Rules and regulations have been put in place for the safety of motorcycle riders. Some of these laws are the same across the nation and sometimes even the world; however, some laws are different in each state. Continue reading to find questions answered by Experts.
Someone who is looking to start riding should consider taking a rider training course to learn to safely and skillfully operate a motorcycle. You will be taught the following:
- Be more alert at intersections. This is where most motorcycle-vehicle collisions happen.
- Remain visible to other motorists at all times, and do not ride in their blind spot.
- Be a defensive rider, thinking of situations that could happen.
- Use caution when riding in bad weather, on slippery surfaces or when encountering obstacles on the road.
One of the main reasons there are motorcyclist fatalities in a crash is because a bike offers little to no protection as there is in a vehicle. A safety class will also teach you the proper protection to wear while riding. This includes:
- eye protection
- clothing to help reduce the severity of injury
Riding a bike requires more skill and coordination than driving a car. Riding while under the influence of alcohol can reduce the rider’s ability to operate it safely.
The laws vary from state to state. The most common laws are as listed:
- A helmet is required in most states for the operator and passenger (if applicable).
- A daytime headlight will increase your chances of being seen by other vehicles on the road.
- Eye protection is required in a lot of states. This will help you be more alert while riding.
- Yearly inspections are required in some states to help make sure your bike is in good working condition.
- In most states, lane splitting is not allowed.
- Being under the influence of alcohol while riding is prohibited in every state.

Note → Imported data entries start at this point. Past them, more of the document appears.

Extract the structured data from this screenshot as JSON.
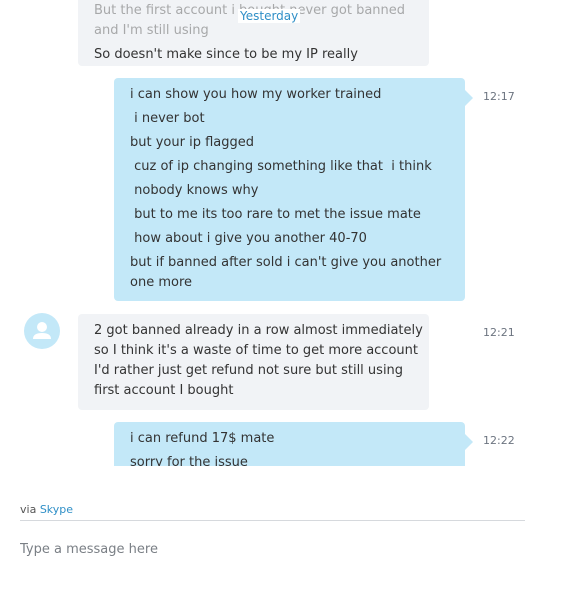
{
  "divider": {
    "label": "Yesterday"
  },
  "messages": [
    {
      "direction": "incoming",
      "time": "",
      "lines": [
        "But the first account i bought never got banned",
        "and I'm still using",
        "So doesn't make since to be my IP really"
      ]
    },
    {
      "direction": "outgoing",
      "time": "12:17",
      "lines": [
        "i can show you how my worker trained",
        " i never bot",
        "but your ip flagged",
        " cuz of ip changing something like that  i think",
        " nobody knows why",
        " but to me its too rare to met the issue mate",
        " how about i give you another 40-70",
        "but if banned after sold i can't give you another one more"
      ]
    },
    {
      "direction": "incoming",
      "time": "12:21",
      "lines": [
        "2 got banned already in a row almost immediately",
        "so I think it's a waste of time to get more account",
        "I'd rather just get refund not sure but still using",
        "first account I bought"
      ]
    },
    {
      "direction": "outgoing",
      "time": "12:22",
      "lines": [
        "i can refund 17$ mate",
        "sorry for the issue"
      ]
    }
  ],
  "footer": {
    "via_prefix": "via",
    "via_link": "Skype",
    "composer_placeholder": "Type a message here"
  },
  "colors": {
    "incoming_bubble": "#f1f3f6",
    "outgoing_bubble": "#c3e8f8",
    "link_blue": "#2f8fc7"
  },
  "icons": {
    "avatar": "default-user-avatar-icon"
  }
}
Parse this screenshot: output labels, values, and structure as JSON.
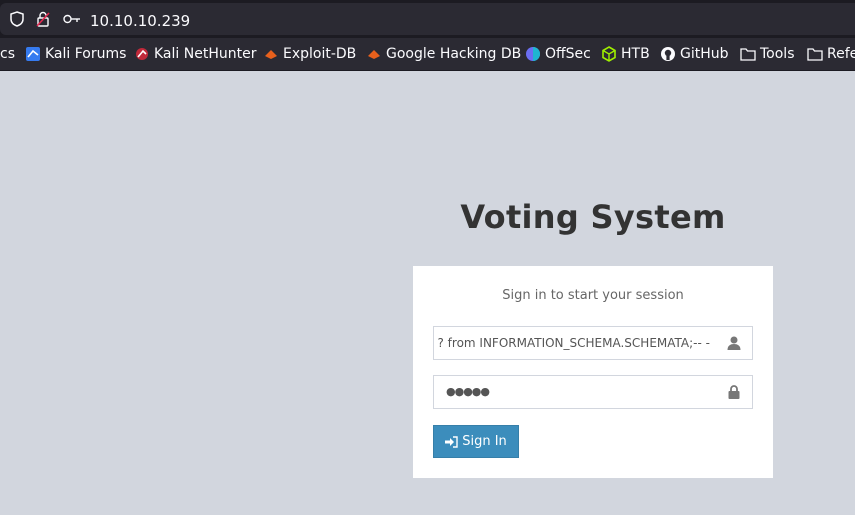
{
  "browser": {
    "url": "10.10.10.239",
    "bookmarks": [
      "cs",
      "Kali Forums",
      "Kali NetHunter",
      "Exploit-DB",
      "Google Hacking DB",
      "OffSec",
      "HTB",
      "GitHub",
      "Tools",
      "Refe"
    ]
  },
  "page": {
    "title": "Voting System",
    "login_message": "Sign in to start your session",
    "username_value": "? from INFORMATION_SCHEMA.SCHEMATA;-- -",
    "password_value": "●●●●●",
    "signin_label": "Sign In"
  },
  "colors": {
    "accent": "#3c8dbc",
    "background": "#d2d6de"
  }
}
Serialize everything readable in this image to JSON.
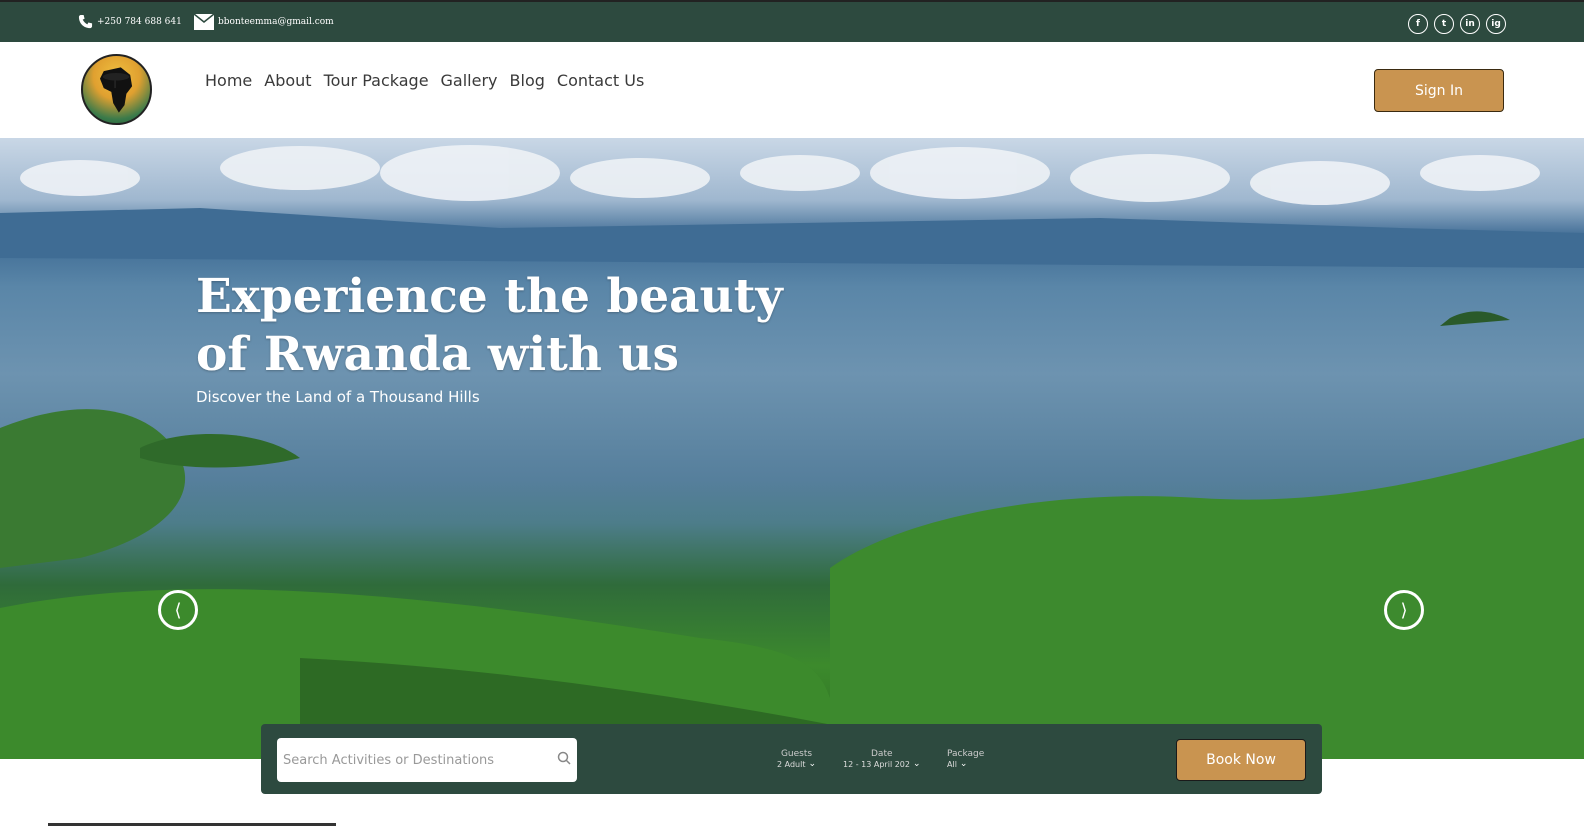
{
  "topbar": {
    "phone": "+250 784 688 641",
    "email": "bbonteemma@gmail.com",
    "socials": [
      "f",
      "t",
      "in",
      "ig"
    ]
  },
  "nav": {
    "items": [
      "Home",
      "About",
      "Tour Package",
      "Gallery",
      "Blog",
      "Contact Us"
    ],
    "sign_in": "Sign In"
  },
  "hero": {
    "title_line1": "Experience the beauty",
    "title_line2": "of Rwanda with us",
    "subtitle": "Discover the Land of a Thousand Hills",
    "prev": "⟨",
    "next": "⟩"
  },
  "booking": {
    "search_placeholder": "Search Activities or Destinations",
    "guests_label": "Guests",
    "guests_value": "2 Adult",
    "date_label": "Date",
    "date_value": "12 - 13 April 202",
    "package_label": "Package",
    "package_value": "All",
    "book_now": "Book Now"
  },
  "colors": {
    "brand_dark_green": "#2d4a3f",
    "accent_gold": "#c99450"
  }
}
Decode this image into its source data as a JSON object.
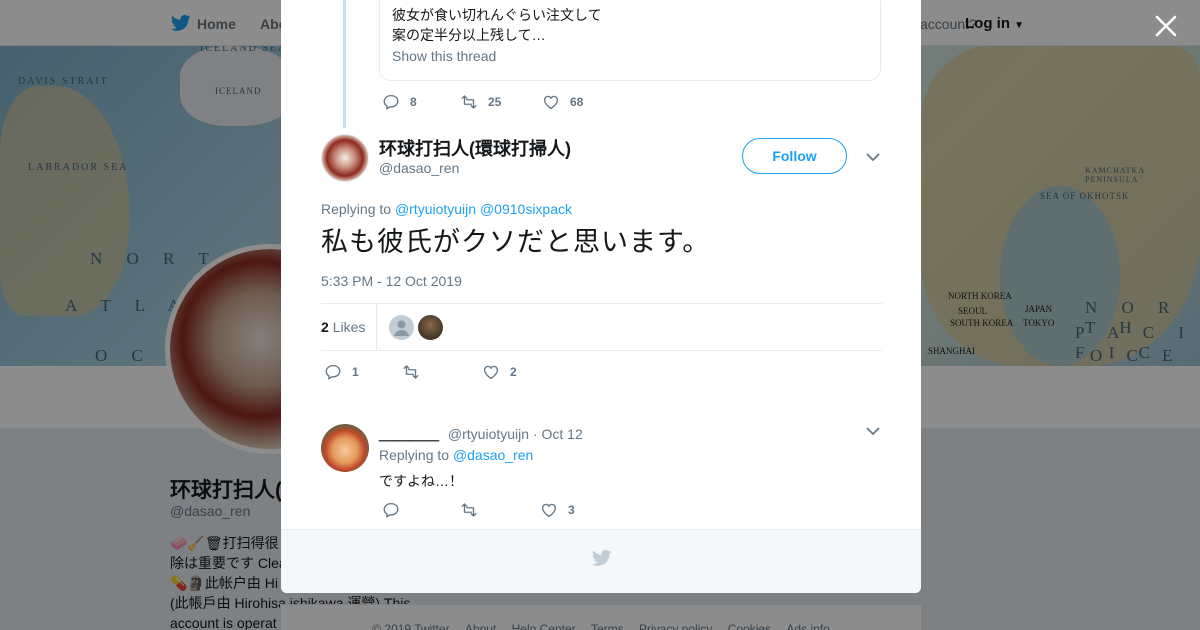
{
  "topbar": {
    "home_label": "Home",
    "about_label": "Abo",
    "account_text": "account?",
    "login_label": "Log in"
  },
  "banner": {
    "labels": [
      "DAVIS STRAIT",
      "LABRADOR SEA",
      "N O R T H",
      "A T L A N",
      "O C E",
      "ICELAND SEA",
      "ICELAND",
      "SEA OF OKHOTSK",
      "KAMCHATKA PENINSULA",
      "N O R T H",
      "P A C I F I C",
      "O C E A N",
      "NORTH KOREA",
      "SEOUL",
      "SOUTH KOREA",
      "SHANGHAI",
      "JAPAN",
      "TOKYO"
    ]
  },
  "profile": {
    "name": "环球打扫人(",
    "handle": "@dasao_ren",
    "bio_lines": [
      "🧼🧹🗑打扫得很",
      "除は重要です Clea",
      "💊🗿此帐户由 Hi",
      "(此帳戶由 Hirohisa ishikawa 運營) This",
      "account is operat"
    ]
  },
  "modal": {
    "quote": {
      "line1": "彼女が食い切れんぐらい注文して",
      "line2": "案の定半分以上残して…",
      "show_thread": "Show this thread"
    },
    "quote_actions": {
      "replies": "8",
      "retweets": "25",
      "likes": "68"
    },
    "tweet": {
      "author_name": "环球打扫人(環球打掃人)",
      "author_handle": "@dasao_ren",
      "follow_label": "Follow",
      "replying_prefix": "Replying to",
      "reply_to_1": "@rtyuiotyuijn",
      "reply_to_2": "@0910sixpack",
      "text": "私も彼氏がクソだと思います。",
      "timestamp": "5:33 PM - 12 Oct 2019",
      "likes_count": "2",
      "likes_label": "Likes",
      "actions": {
        "replies": "1",
        "retweets": "",
        "likes": "2"
      }
    },
    "reply": {
      "author_name": "＿＿＿＿",
      "author_handle": "@rtyuiotyuijn",
      "separator": "·",
      "date": "Oct 12",
      "replying_prefix": "Replying to",
      "reply_to": "@dasao_ren",
      "text": "ですよね…！",
      "actions": {
        "replies": "",
        "retweets": "",
        "likes": "3"
      }
    }
  },
  "footer": {
    "links": [
      "© 2019 Twitter",
      "About",
      "Help Center",
      "Terms",
      "Privacy policy",
      "Cookies",
      "Ads info"
    ]
  },
  "colors": {
    "accent": "#1da1f2",
    "muted": "#657786",
    "text": "#14171a",
    "border": "#e6ecf0"
  }
}
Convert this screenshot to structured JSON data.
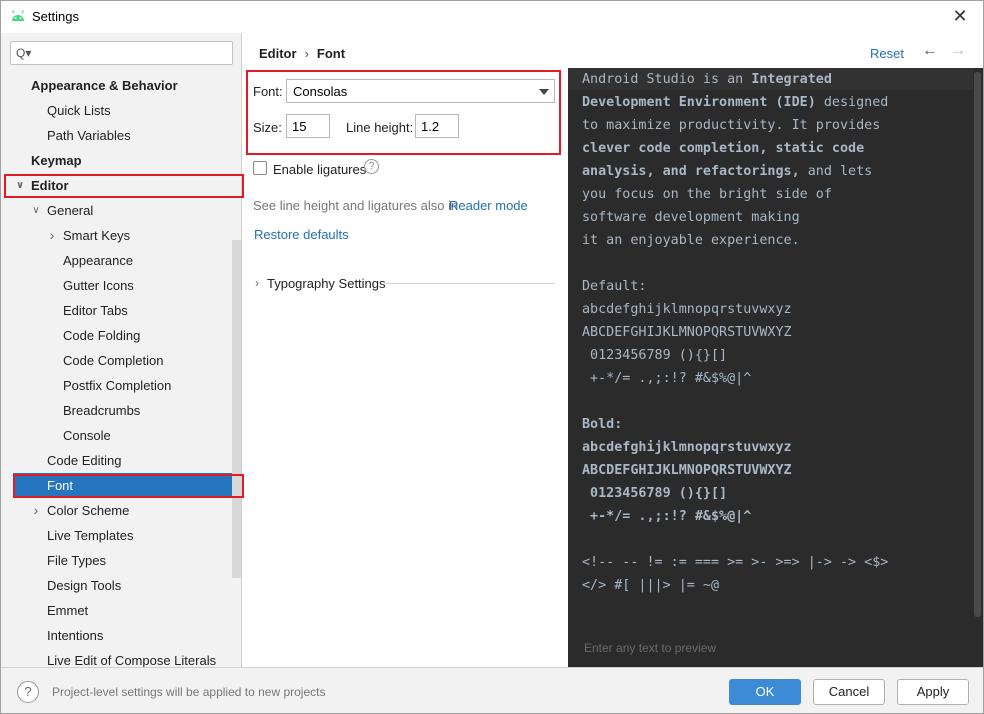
{
  "window": {
    "title": "Settings",
    "close_glyph": "✕"
  },
  "search": {
    "placeholder": "Q▾",
    "icon": "search-icon"
  },
  "tree": [
    {
      "label": "Appearance & Behavior",
      "bold": true,
      "level": 0
    },
    {
      "label": "Quick Lists",
      "level": 1
    },
    {
      "label": "Path Variables",
      "level": 1
    },
    {
      "label": "Keymap",
      "bold": true,
      "level": 0
    },
    {
      "label": "Editor",
      "bold": true,
      "level": 0,
      "expanded": true
    },
    {
      "label": "General",
      "level": 1,
      "expanded": true
    },
    {
      "label": "Smart Keys",
      "level": 2,
      "collapsed": true
    },
    {
      "label": "Appearance",
      "level": 2
    },
    {
      "label": "Gutter Icons",
      "level": 2
    },
    {
      "label": "Editor Tabs",
      "level": 2
    },
    {
      "label": "Code Folding",
      "level": 2
    },
    {
      "label": "Code Completion",
      "level": 2
    },
    {
      "label": "Postfix Completion",
      "level": 2
    },
    {
      "label": "Breadcrumbs",
      "level": 2
    },
    {
      "label": "Console",
      "level": 2
    },
    {
      "label": "Code Editing",
      "level": 1
    },
    {
      "label": "Font",
      "level": 1,
      "selected": true
    },
    {
      "label": "Color Scheme",
      "level": 1,
      "collapsed": true
    },
    {
      "label": "Live Templates",
      "level": 1
    },
    {
      "label": "File Types",
      "level": 1
    },
    {
      "label": "Design Tools",
      "level": 1
    },
    {
      "label": "Emmet",
      "level": 1
    },
    {
      "label": "Intentions",
      "level": 1
    },
    {
      "label": "Live Edit of Compose Literals",
      "level": 1
    }
  ],
  "breadcrumb": {
    "first": "Editor",
    "separator": "›",
    "second": "Font"
  },
  "toolbar": {
    "reset": "Reset",
    "back": "←",
    "forward": "→"
  },
  "font": {
    "font_label": "Font:",
    "font_value": "Consolas",
    "size_label": "Size:",
    "size_value": "15",
    "line_height_label": "Line height:",
    "line_height_value": "1.2",
    "ligatures_label": "Enable ligatures",
    "ligatures_checked": false,
    "help_glyph": "?",
    "see_also_text": "See line height and ligatures also in",
    "reader_mode_link": "Reader mode",
    "restore_defaults": "Restore defaults",
    "typography_settings": "Typography Settings"
  },
  "preview": {
    "lines": [
      {
        "text": "Android Studio is an Integrated",
        "bold": false
      },
      {
        "text": "Development Environment (IDE) designed",
        "bold": false
      },
      {
        "text": "to maximize productivity. It provides",
        "bold": false
      },
      {
        "text": "clever code completion, static code",
        "bold": true
      },
      {
        "text": "analysis, and refactorings, and lets",
        "bold": false
      },
      {
        "text": "you focus on the bright side of",
        "bold": false
      },
      {
        "text": "software development making",
        "bold": false
      },
      {
        "text": "it an enjoyable experience.",
        "bold": false
      },
      {
        "text": "",
        "bold": false
      },
      {
        "text": "Default:",
        "bold": false
      },
      {
        "text": "abcdefghijklmnopqrstuvwxyz",
        "bold": false
      },
      {
        "text": "ABCDEFGHIJKLMNOPQRSTUVWXYZ",
        "bold": false
      },
      {
        "text": " 0123456789 (){}[]",
        "bold": false
      },
      {
        "text": " +-*/= .,;:!? #&$%@|^",
        "bold": false
      },
      {
        "text": "",
        "bold": false
      },
      {
        "text": "Bold:",
        "bold": true
      },
      {
        "text": "abcdefghijklmnopqrstuvwxyz",
        "bold": true
      },
      {
        "text": "ABCDEFGHIJKLMNOPQRSTUVWXYZ",
        "bold": true
      },
      {
        "text": " 0123456789 (){}[]",
        "bold": true
      },
      {
        "text": " +-*/= .,;:!? #&$%@|^",
        "bold": true
      },
      {
        "text": "",
        "bold": false
      },
      {
        "text": "<!-- -- != := === >= >- >=> |-> -> <$>",
        "bold": false
      },
      {
        "text": "</> #[ |||> |= ~@",
        "bold": false
      }
    ],
    "placeholder": "Enter any text to preview"
  },
  "footer": {
    "help_glyph": "?",
    "note": "Project-level settings will be applied to new projects",
    "ok": "OK",
    "cancel": "Cancel",
    "apply": "Apply"
  },
  "colors": {
    "selection": "#2675bf",
    "highlight_box": "#e31b23",
    "link": "#2470b3",
    "preview_bg": "#2b2b2b",
    "preview_text": "#a9b7c6",
    "primary_button": "#3d8ad6"
  }
}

Sometimes referred to as lane sharing, lane splitting happens when a motorcyclist goes in between lanes of traffic that are going in the same direction. It is a very normal practice among riders in many countries. California is the only state in America that allows it.
The most common problems a motorcycle can have may include the following:
- Spark Plugs Flooded with Fuel: If you own an older bike, a flooded engine or dirty spark plug will make your motorcycle unable to start.
- Clutch: Problems with the clutch can cause a bike to be inoperable, even with the smallest failure.
- Gearbox: Motorcycle gearboxes are generally tough, but can wear and break from switching gears at the wrong time.
- Engine Control Unit: Electrical problems are unpredictable, and are often unavoidable.
- Engine Mechanical: Parts in the engine can break including the cam chain.
- Dead Battery: Leaving your battery or other electronics on for an extended period of time will result in a dead battery.
- Tires: It is always a good idea to check your tires before you ride as an extra precaution.
It is a good idea to perform frequent inspections to ensure safety while riding.